Yeah, and I think just the consistent thing that we hear from the families that we get to walk with is just how beautiful their child is and was and that they couldn’t have imagined it during the pregnancy, but that they think that they’re just the cutest thing ever. And so I think that that’s was our experience and that’s the experience of the parents that we get to walk with. And so I think just trying to shift our mindset to this is the unique things about them, and they’re different than maybe a typical baby, but seeing them as sweet, unique aspects of our children I think is a healthy shift to make.
And I think one of the most consistent words, whether we see a post or just photos that sent to us is just, she’s perfect.
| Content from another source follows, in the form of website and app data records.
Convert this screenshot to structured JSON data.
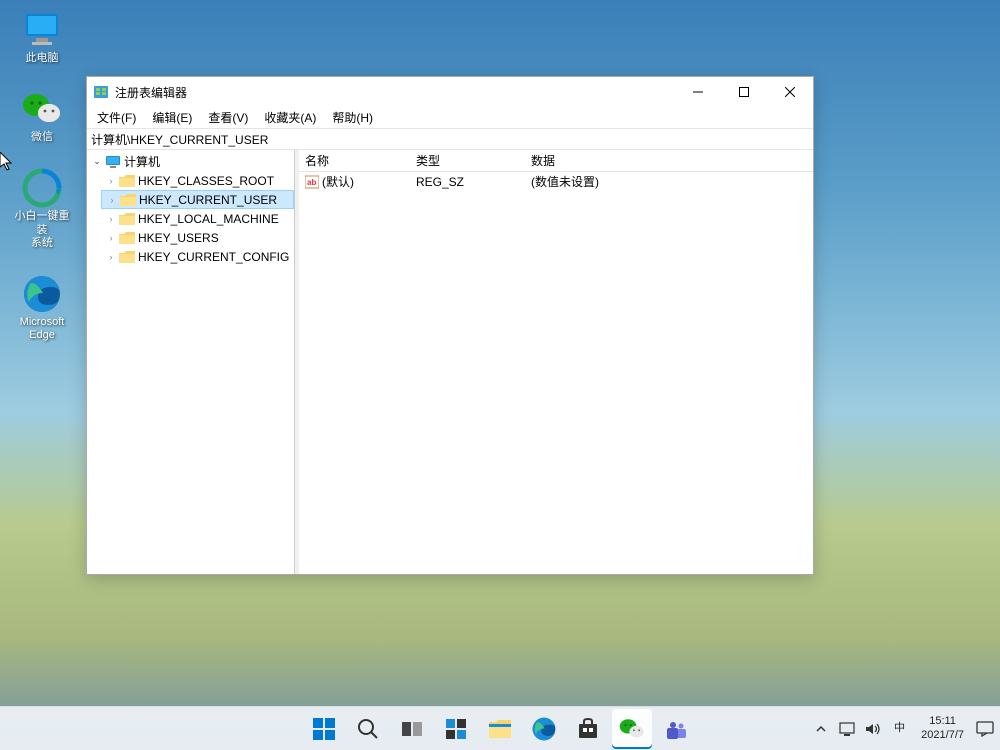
{
  "desktop": {
    "icons": [
      {
        "name": "this-pc",
        "label": "此电脑"
      },
      {
        "name": "wechat",
        "label": "微信"
      },
      {
        "name": "xiaobai",
        "label": "小白一键重装\n系统"
      },
      {
        "name": "edge",
        "label": "Microsoft\nEdge"
      }
    ]
  },
  "window": {
    "title": "注册表编辑器",
    "menu": [
      {
        "label": "文件(F)"
      },
      {
        "label": "编辑(E)"
      },
      {
        "label": "查看(V)"
      },
      {
        "label": "收藏夹(A)"
      },
      {
        "label": "帮助(H)"
      }
    ],
    "address": "计算机\\HKEY_CURRENT_USER",
    "tree": {
      "root": "计算机",
      "children": [
        {
          "label": "HKEY_CLASSES_ROOT"
        },
        {
          "label": "HKEY_CURRENT_USER",
          "selected": true
        },
        {
          "label": "HKEY_LOCAL_MACHINE"
        },
        {
          "label": "HKEY_USERS"
        },
        {
          "label": "HKEY_CURRENT_CONFIG"
        }
      ]
    },
    "columns": {
      "name": "名称",
      "type": "类型",
      "data": "数据"
    },
    "rows": [
      {
        "name": "(默认)",
        "type": "REG_SZ",
        "data": "(数值未设置)"
      }
    ]
  },
  "taskbar": {
    "ime": "中",
    "time": "15:11",
    "date": "2021/7/7"
  }
}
And just what a beautiful … Just to step back and just think about that where, hey, in the eyes of the world, in the eyes of a generic Google search, it’s like, yeah, I noticed that looks different. And there’s that facial feature that that’s atypical and whatever it is, but just in the eyes of mom and dad with baby boy or baby girl to just say, “She is exactly who we’ve been thinking about praying about and that the Lord has entrusted to us and we love her.” We love him exactly the way we have received and been blessed by them.
Yeah, I think it’s also a connecting that to how the Lord views us, I think is a really sweet … It deepens our understanding of like, man, that’s how God sees us as beautiful and perfect, only because his son died for our sins. And so we’re washed clean. And I think it’s just another element of how God uses our kids’ story to teach us more about a father’s love for his kids. And so I think there’s just another redemptive aspect to this journey, and we always say [inaudible 00:07:05] God, Abel would still be here, but there are I think sweet moments of like, man, I have a better understanding of the nature and character of God because of this road that we are walking. And so-
Wherever you are in the journey, that may be something that you wrestle with and that might feel difficult even to rest in and take us at our word on. But as you’re going to sonograms and as you’re just whatever the case be, as that question will come up, we hope that some of the things we just shared over the last few minutes that you can listen back to and that as we speak that over you, just know that the moment of getting to meet and see and hold and cherish your child will be one that you never forget, and that will be well worth it. And so that wraps up this episode of the Abel Speaks Podcast. We will see you next time.
Hey, friends, thanks for listening in. We hope this content has been helpful. At Abel Speaks, we exist to support families who have chosen to carry a child with a life-limiting diagnosis, and we want you to know that the foundation of that support is rooted in relationships. And so if you are a parent in this circumstance, and by all means, continue listening in, but we’d really encourage you to reach out by sending an email to email@example.com.
Again, our heartfelt prayer is that this episode has served you in some way and that we might have the opportunity to serve you further in the future. The Abel Speaks Podcast is produced by the team at Tarnow and Company and mixed and edited by the team at Sound of a Rose.